Are Massachusetts Liability Waivers Enforceable for Landlords?
| Posted in laws, policy - 0 Comments.
We had believed that no way, no how could a landlord get their tenants or their tenants' guests to waive their right to sue. Well, hold that thought.
We were recently pointed to some articles on the subject that affirmed the broad validity of liability waivers. If you sign a waiver to have your children participate in an event at their school, for instance, you might legally sign away all your rights to sue for a whole range of negligent behavior.
Generally waivers are good for anything less than "gross negligence". They will be upheld in court unless a statute says otherwise. Health clubs, for instance, have had a law made specifically against them (MGL Ch 93 Section 80), so they can't waive claims of negligence.
To our knowledge, landlords haven't had a law made specifically about waivers. We have lots of laws made about us. We cannot ask a tenant to waive away their rights to notice, to have their children live in a lead safe home, or to accept late fees in less than 30 days. You can never get someone to waive a right specifically granted to them by statue.
But there are a few other areas that may not be explicitly covered by the Mass General Laws and could therefore be waived:
- Your guest policy could require waivers for anyone staying at night. Tenant guests are not your tenants and may not be covered under housing laws; could they theoretically waive their right to sue for slips, nuisance, or dog bites?
- Your lease package could require a waiver in exchange for a job at the building. For instance, if you rent to a contractor who agrees to maintain the yard through his business, you might be able to get his business to indemnify you if he cuts off his toes while mowing. Keep in mind that because there is a law about unemployment insurance, this would not fly if you were employing an individual and not a company.

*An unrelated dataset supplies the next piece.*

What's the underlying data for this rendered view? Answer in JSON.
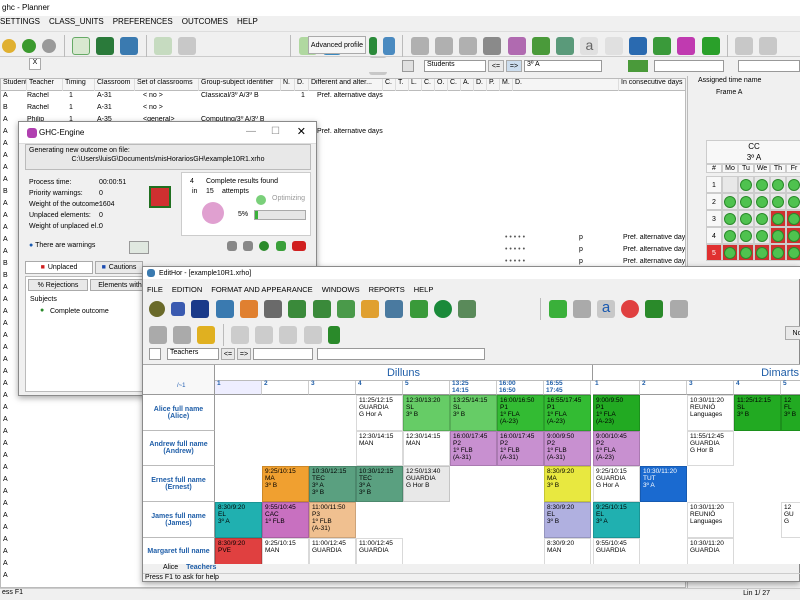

Bear in mind that we are not attorneys and we haven't vetted these ideas with attorneys. But it seems like there may be something to explore if you're concerned about reducing your exposure. If you use waivers, let us know!